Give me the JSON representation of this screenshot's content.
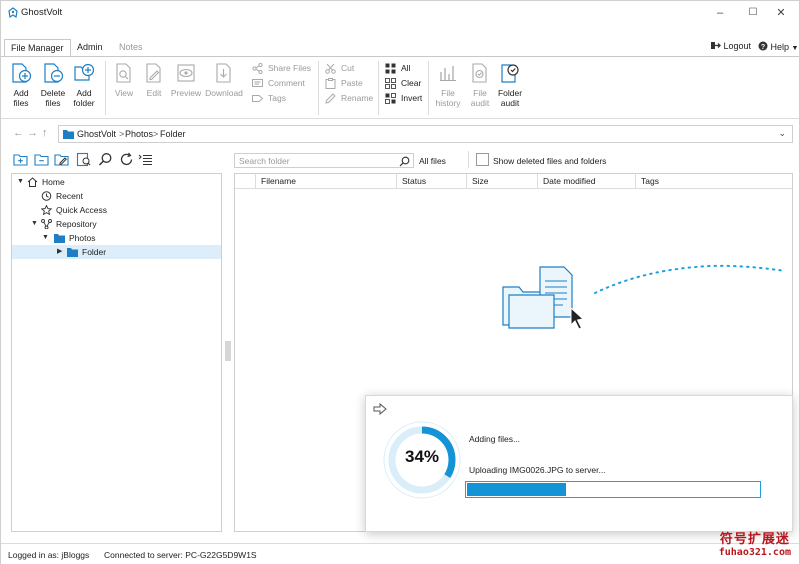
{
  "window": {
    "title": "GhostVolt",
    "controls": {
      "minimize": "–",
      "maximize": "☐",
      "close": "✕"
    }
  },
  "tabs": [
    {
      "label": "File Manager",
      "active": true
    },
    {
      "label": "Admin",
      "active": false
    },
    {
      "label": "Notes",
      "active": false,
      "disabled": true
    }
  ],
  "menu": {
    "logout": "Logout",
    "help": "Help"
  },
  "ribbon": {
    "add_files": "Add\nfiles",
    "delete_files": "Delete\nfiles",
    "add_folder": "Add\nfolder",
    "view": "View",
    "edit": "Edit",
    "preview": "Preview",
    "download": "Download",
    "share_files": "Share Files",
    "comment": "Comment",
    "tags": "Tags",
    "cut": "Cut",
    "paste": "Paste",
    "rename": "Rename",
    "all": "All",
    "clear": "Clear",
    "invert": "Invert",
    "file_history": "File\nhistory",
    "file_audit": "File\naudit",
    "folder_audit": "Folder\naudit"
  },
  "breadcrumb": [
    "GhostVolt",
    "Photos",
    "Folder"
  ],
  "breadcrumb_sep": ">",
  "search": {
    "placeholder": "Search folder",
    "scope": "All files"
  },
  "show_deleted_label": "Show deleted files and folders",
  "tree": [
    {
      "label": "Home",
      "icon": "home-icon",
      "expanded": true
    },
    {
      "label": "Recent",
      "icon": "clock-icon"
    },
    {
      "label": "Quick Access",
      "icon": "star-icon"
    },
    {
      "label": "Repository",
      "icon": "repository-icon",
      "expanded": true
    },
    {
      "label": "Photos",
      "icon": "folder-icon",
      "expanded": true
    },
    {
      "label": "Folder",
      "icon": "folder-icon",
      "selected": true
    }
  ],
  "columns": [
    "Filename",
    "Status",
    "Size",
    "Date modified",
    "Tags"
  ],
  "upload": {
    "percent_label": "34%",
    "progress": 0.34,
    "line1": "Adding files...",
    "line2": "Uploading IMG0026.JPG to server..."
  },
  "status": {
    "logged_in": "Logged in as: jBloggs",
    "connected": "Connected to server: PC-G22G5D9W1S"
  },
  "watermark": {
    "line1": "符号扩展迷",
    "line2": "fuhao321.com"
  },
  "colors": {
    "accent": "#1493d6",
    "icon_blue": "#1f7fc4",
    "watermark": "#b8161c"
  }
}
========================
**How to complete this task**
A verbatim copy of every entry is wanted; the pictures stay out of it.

**Reply to the task**
Give me the JSON representation of this screenshot's content.
{
  "window": {
    "title": "GhostVolt",
    "controls": {
      "minimize": "–",
      "maximize": "☐",
      "close": "✕"
    }
  },
  "tabs": [
    {
      "label": "File Manager",
      "active": true
    },
    {
      "label": "Admin",
      "active": false
    },
    {
      "label": "Notes",
      "active": false,
      "disabled": true
    }
  ],
  "menu": {
    "logout": "Logout",
    "help": "Help"
  },
  "ribbon": {
    "add_files": "Add\nfiles",
    "delete_files": "Delete\nfiles",
    "add_folder": "Add\nfolder",
    "view": "View",
    "edit": "Edit",
    "preview": "Preview",
    "download": "Download",
    "share_files": "Share Files",
    "comment": "Comment",
    "tags": "Tags",
    "cut": "Cut",
    "paste": "Paste",
    "rename": "Rename",
    "all": "All",
    "clear": "Clear",
    "invert": "Invert",
    "file_history": "File\nhistory",
    "file_audit": "File\naudit",
    "folder_audit": "Folder\naudit"
  },
  "breadcrumb": [
    "GhostVolt",
    "Photos",
    "Folder"
  ],
  "breadcrumb_sep": ">",
  "search": {
    "placeholder": "Search folder",
    "scope": "All files"
  },
  "show_deleted_label": "Show deleted files and folders",
  "tree": [
    {
      "label": "Home",
      "icon": "home-icon",
      "expanded": true
    },
    {
      "label": "Recent",
      "icon": "clock-icon"
    },
    {
      "label": "Quick Access",
      "icon": "star-icon"
    },
    {
      "label": "Repository",
      "icon": "repository-icon",
      "expanded": true
    },
    {
      "label": "Photos",
      "icon": "folder-icon",
      "expanded": true
    },
    {
      "label": "Folder",
      "icon": "folder-icon",
      "selected": true
    }
  ],
  "columns": [
    "Filename",
    "Status",
    "Size",
    "Date modified",
    "Tags"
  ],
  "upload": {
    "percent_label": "34%",
    "progress": 0.34,
    "line1": "Adding files...",
    "line2": "Uploading IMG0026.JPG to server..."
  },
  "status": {
    "logged_in": "Logged in as: jBloggs",
    "connected": "Connected to server: PC-G22G5D9W1S"
  },
  "watermark": {
    "line1": "符号扩展迷",
    "line2": "fuhao321.com"
  },
  "colors": {
    "accent": "#1493d6",
    "icon_blue": "#1f7fc4",
    "watermark": "#b8161c"
  }
}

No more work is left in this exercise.